> **Exercise instructions**: Copy the listing that follows, line for line, without a single difference.
(Beginning of Input data)
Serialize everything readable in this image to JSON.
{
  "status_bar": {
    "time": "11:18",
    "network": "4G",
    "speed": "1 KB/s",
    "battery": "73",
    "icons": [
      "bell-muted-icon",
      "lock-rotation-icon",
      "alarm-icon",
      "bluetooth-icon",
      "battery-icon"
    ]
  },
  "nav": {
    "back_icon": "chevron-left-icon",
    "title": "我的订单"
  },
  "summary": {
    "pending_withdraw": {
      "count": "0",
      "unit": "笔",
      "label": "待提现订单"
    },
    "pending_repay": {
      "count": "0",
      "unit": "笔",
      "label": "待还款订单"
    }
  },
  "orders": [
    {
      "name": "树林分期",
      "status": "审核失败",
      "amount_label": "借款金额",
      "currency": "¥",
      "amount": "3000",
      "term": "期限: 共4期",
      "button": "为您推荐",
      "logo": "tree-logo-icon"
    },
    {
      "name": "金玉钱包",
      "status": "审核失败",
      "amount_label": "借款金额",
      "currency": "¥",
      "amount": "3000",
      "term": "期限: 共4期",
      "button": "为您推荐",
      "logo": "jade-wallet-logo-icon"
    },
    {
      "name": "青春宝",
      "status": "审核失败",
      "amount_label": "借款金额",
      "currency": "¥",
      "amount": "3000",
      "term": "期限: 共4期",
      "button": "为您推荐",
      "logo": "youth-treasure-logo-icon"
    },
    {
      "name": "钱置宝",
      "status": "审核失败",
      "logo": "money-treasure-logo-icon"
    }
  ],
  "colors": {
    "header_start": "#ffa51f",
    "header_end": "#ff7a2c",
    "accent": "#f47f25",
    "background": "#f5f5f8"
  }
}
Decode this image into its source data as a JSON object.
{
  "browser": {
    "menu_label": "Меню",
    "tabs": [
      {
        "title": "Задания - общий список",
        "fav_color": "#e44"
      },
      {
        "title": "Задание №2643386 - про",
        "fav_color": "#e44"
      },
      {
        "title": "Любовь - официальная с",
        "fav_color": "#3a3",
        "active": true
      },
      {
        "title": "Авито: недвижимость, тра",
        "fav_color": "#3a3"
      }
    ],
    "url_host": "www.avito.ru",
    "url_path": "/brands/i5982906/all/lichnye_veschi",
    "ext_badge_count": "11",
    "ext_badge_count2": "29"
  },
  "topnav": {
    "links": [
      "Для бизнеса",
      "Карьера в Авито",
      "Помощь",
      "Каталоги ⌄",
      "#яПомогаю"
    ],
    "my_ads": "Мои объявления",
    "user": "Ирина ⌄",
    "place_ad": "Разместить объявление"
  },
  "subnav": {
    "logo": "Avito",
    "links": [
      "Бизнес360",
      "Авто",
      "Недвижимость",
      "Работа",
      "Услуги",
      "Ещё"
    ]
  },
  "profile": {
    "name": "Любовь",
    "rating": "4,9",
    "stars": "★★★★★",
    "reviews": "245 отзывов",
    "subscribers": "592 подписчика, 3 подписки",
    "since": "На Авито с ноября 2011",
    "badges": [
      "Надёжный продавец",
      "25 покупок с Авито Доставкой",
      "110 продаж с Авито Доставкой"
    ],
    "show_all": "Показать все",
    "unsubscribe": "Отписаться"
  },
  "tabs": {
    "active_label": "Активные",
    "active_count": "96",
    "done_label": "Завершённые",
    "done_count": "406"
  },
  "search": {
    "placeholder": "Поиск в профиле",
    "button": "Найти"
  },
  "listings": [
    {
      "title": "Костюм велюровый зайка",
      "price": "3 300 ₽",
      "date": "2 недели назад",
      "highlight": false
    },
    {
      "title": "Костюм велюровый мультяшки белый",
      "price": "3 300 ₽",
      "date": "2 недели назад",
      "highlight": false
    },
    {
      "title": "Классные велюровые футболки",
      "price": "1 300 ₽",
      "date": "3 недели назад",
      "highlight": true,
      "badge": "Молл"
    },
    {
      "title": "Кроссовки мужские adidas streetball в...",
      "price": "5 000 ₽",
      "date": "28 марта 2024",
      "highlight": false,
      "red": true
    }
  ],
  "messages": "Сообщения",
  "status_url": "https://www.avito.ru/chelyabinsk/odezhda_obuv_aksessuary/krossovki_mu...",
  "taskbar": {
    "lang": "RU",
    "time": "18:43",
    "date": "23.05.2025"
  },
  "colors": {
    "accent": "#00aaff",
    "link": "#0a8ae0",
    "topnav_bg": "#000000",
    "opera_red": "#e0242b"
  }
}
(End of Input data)
> **Result of this exercise**:
Serialize everything readable in this image to JSON.
{
  "status_bar": {
    "time": "11:18",
    "network": "4G",
    "speed": "1 KB/s",
    "battery": "73",
    "icons": [
      "bell-muted-icon",
      "lock-rotation-icon",
      "alarm-icon",
      "bluetooth-icon",
      "battery-icon"
    ]
  },
  "nav": {
    "back_icon": "chevron-left-icon",
    "title": "我的订单"
  },
  "summary": {
    "pending_withdraw": {
      "count": "0",
      "unit": "笔",
      "label": "待提现订单"
    },
    "pending_repay": {
      "count": "0",
      "unit": "笔",
      "label": "待还款订单"
    }
  },
  "orders": [
    {
      "name": "树林分期",
      "status": "审核失败",
      "amount_label": "借款金额",
      "currency": "¥",
      "amount": "3000",
      "term": "期限: 共4期",
      "button": "为您推荐",
      "logo": "tree-logo-icon"
    },
    {
      "name": "金玉钱包",
      "status": "审核失败",
      "amount_label": "借款金额",
      "currency": "¥",
      "amount": "3000",
      "term": "期限: 共4期",
      "button": "为您推荐",
      "logo": "jade-wallet-logo-icon"
    },
    {
      "name": "青春宝",
      "status": "审核失败",
      "amount_label": "借款金额",
      "currency": "¥",
      "amount": "3000",
      "term": "期限: 共4期",
      "button": "为您推荐",
      "logo": "youth-treasure-logo-icon"
    },
    {
      "name": "钱置宝",
      "status": "审核失败",
      "logo": "money-treasure-logo-icon"
    }
  ],
  "colors": {
    "header_start": "#ffa51f",
    "header_end": "#ff7a2c",
    "accent": "#f47f25",
    "background": "#f5f5f8"
  }
}
Decode this image into its source data as a JSON object.
{
  "browser": {
    "menu_label": "Меню",
    "tabs": [
      {
        "title": "Задания - общий список",
        "fav_color": "#e44"
      },
      {
        "title": "Задание №2643386 - про",
        "fav_color": "#e44"
      },
      {
        "title": "Любовь - официальная с",
        "fav_color": "#3a3",
        "active": true
      },
      {
        "title": "Авито: недвижимость, тра",
        "fav_color": "#3a3"
      }
    ],
    "url_host": "www.avito.ru",
    "url_path": "/brands/i5982906/all/lichnye_veschi",
    "ext_badge_count": "11",
    "ext_badge_count2": "29"
  },
  "topnav": {
    "links": [
      "Для бизнеса",
      "Карьера в Авито",
      "Помощь",
      "Каталоги ⌄",
      "#яПомогаю"
    ],
    "my_ads": "Мои объявления",
    "user": "Ирина ⌄",
    "place_ad": "Разместить объявление"
  },
  "subnav": {
    "logo": "Avito",
    "links": [
      "Бизнес360",
      "Авто",
      "Недвижимость",
      "Работа",
      "Услуги",
      "Ещё"
    ]
  },
  "profile": {
    "name": "Любовь",
    "rating": "4,9",
    "stars": "★★★★★",
    "reviews": "245 отзывов",
    "subscribers": "592 подписчика, 3 подписки",
    "since": "На Авито с ноября 2011",
    "badges": [
      "Надёжный продавец",
      "25 покупок с Авито Доставкой",
      "110 продаж с Авито Доставкой"
    ],
    "show_all": "Показать все",
    "unsubscribe": "Отписаться"
  },
  "tabs": {
    "active_label": "Активные",
    "active_count": "96",
    "done_label": "Завершённые",
    "done_count": "406"
  },
  "search": {
    "placeholder": "Поиск в профиле",
    "button": "Найти"
  },
  "listings": [
    {
      "title": "Костюм велюровый зайка",
      "price": "3 300 ₽",
      "date": "2 недели назад",
      "highlight": false
    },
    {
      "title": "Костюм велюровый мультяшки белый",
      "price": "3 300 ₽",
      "date": "2 недели назад",
      "highlight": false
    },
    {
      "title": "Классные велюровые футболки",
      "price": "1 300 ₽",
      "date": "3 недели назад",
      "highlight": true,
      "badge": "Молл"
    },
    {
      "title": "Кроссовки мужские adidas streetball в...",
      "price": "5 000 ₽",
      "date": "28 марта 2024",
      "highlight": false,
      "red": true
    }
  ],
  "messages": "Сообщения",
  "status_url": "https://www.avito.ru/chelyabinsk/odezhda_obuv_aksessuary/krossovki_mu...",
  "taskbar": {
    "lang": "RU",
    "time": "18:43",
    "date": "23.05.2025"
  },
  "colors": {
    "accent": "#00aaff",
    "link": "#0a8ae0",
    "topnav_bg": "#000000",
    "opera_red": "#e0242b"
  }
}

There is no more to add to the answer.